Any picture must be dropped, but each line of the data should be duplicated exactly.
***** MATERIAL FOR THE TASK
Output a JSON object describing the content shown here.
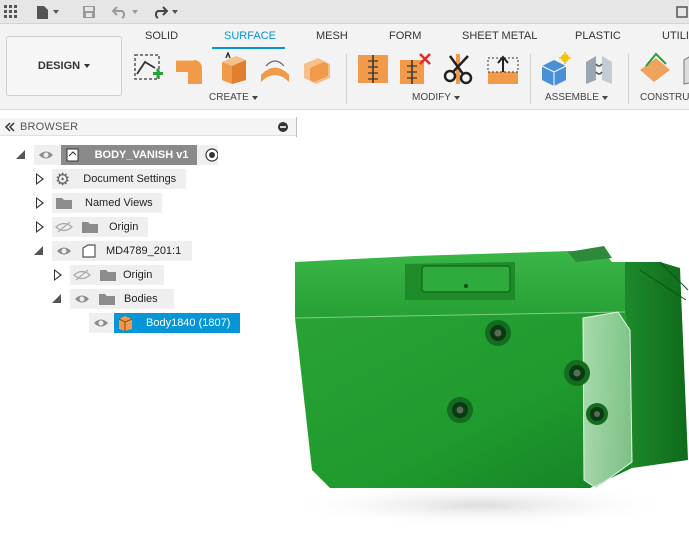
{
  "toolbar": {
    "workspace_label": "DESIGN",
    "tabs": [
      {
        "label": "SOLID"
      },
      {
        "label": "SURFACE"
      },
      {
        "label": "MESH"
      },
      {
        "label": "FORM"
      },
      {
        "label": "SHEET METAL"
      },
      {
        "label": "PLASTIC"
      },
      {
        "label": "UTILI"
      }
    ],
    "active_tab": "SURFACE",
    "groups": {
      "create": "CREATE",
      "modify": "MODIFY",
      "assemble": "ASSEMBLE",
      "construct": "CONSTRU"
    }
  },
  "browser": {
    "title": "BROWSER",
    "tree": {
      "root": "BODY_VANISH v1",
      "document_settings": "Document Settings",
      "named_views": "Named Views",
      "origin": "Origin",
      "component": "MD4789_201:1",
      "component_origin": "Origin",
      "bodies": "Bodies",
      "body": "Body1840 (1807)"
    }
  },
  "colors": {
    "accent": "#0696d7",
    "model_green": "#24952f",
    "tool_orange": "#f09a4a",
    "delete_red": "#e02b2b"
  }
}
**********
• _WRITTEN ANSWER_:
Output a JSON object describing the content shown here.
{
  "toolbar": {
    "workspace_label": "DESIGN",
    "tabs": [
      {
        "label": "SOLID"
      },
      {
        "label": "SURFACE"
      },
      {
        "label": "MESH"
      },
      {
        "label": "FORM"
      },
      {
        "label": "SHEET METAL"
      },
      {
        "label": "PLASTIC"
      },
      {
        "label": "UTILI"
      }
    ],
    "active_tab": "SURFACE",
    "groups": {
      "create": "CREATE",
      "modify": "MODIFY",
      "assemble": "ASSEMBLE",
      "construct": "CONSTRU"
    }
  },
  "browser": {
    "title": "BROWSER",
    "tree": {
      "root": "BODY_VANISH v1",
      "document_settings": "Document Settings",
      "named_views": "Named Views",
      "origin": "Origin",
      "component": "MD4789_201:1",
      "component_origin": "Origin",
      "bodies": "Bodies",
      "body": "Body1840 (1807)"
    }
  },
  "colors": {
    "accent": "#0696d7",
    "model_green": "#24952f",
    "tool_orange": "#f09a4a",
    "delete_red": "#e02b2b"
  }
}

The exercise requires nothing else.